_Problem to solve_
Within the records below, how many lines contain "object"? The answer is that number alone.

[Records from a dataset]
↓↓↓

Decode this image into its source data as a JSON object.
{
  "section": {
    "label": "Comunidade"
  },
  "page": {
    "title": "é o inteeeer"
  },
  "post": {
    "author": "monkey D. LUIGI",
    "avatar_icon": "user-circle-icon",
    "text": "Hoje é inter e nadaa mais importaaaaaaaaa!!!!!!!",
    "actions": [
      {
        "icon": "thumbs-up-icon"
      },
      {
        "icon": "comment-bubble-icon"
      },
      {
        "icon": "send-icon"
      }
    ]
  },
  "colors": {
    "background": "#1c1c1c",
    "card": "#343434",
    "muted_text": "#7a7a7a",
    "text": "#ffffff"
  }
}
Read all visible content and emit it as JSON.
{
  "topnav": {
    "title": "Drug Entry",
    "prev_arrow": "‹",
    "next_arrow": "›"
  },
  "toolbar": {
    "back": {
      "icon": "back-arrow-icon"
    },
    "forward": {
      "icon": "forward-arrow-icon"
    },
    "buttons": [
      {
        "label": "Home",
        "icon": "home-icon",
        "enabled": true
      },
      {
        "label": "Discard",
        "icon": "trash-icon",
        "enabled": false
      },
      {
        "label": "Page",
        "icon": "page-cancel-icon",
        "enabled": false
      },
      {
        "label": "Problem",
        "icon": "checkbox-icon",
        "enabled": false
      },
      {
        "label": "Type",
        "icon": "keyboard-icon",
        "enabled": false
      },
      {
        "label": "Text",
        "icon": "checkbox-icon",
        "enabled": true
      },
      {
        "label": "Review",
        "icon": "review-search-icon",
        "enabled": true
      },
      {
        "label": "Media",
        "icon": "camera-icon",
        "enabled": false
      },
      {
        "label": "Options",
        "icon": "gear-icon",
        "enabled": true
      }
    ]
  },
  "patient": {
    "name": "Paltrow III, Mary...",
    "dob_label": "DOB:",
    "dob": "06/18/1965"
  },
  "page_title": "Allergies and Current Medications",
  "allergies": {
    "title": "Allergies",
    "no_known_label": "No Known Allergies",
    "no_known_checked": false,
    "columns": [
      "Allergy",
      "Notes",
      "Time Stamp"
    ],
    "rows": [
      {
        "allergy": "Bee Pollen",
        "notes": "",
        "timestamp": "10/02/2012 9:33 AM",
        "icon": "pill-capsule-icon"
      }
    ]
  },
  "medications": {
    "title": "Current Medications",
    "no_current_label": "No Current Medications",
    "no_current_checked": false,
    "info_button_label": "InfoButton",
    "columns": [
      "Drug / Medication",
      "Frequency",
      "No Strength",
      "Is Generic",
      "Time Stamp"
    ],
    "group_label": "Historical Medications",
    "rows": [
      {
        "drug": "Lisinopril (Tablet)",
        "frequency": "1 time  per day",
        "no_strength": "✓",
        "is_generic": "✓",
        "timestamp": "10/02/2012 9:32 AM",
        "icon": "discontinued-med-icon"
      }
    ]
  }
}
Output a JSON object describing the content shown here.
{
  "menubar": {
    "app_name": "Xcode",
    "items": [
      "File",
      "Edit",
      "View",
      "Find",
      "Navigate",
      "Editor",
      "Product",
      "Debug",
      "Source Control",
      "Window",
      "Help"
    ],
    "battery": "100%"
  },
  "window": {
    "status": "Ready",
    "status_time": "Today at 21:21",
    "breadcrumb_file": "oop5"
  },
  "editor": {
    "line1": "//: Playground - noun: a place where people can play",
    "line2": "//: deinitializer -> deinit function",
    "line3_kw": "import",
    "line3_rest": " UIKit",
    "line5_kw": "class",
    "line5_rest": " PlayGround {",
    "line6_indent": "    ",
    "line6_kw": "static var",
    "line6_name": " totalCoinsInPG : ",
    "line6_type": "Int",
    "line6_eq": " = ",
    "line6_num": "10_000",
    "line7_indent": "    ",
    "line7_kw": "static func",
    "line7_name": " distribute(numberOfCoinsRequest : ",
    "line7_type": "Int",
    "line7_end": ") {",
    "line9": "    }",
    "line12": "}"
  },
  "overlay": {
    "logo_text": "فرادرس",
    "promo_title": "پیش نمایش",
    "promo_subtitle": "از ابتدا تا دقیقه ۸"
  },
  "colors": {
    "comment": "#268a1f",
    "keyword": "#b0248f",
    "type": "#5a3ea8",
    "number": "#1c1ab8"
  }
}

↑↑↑

_Your solution_
2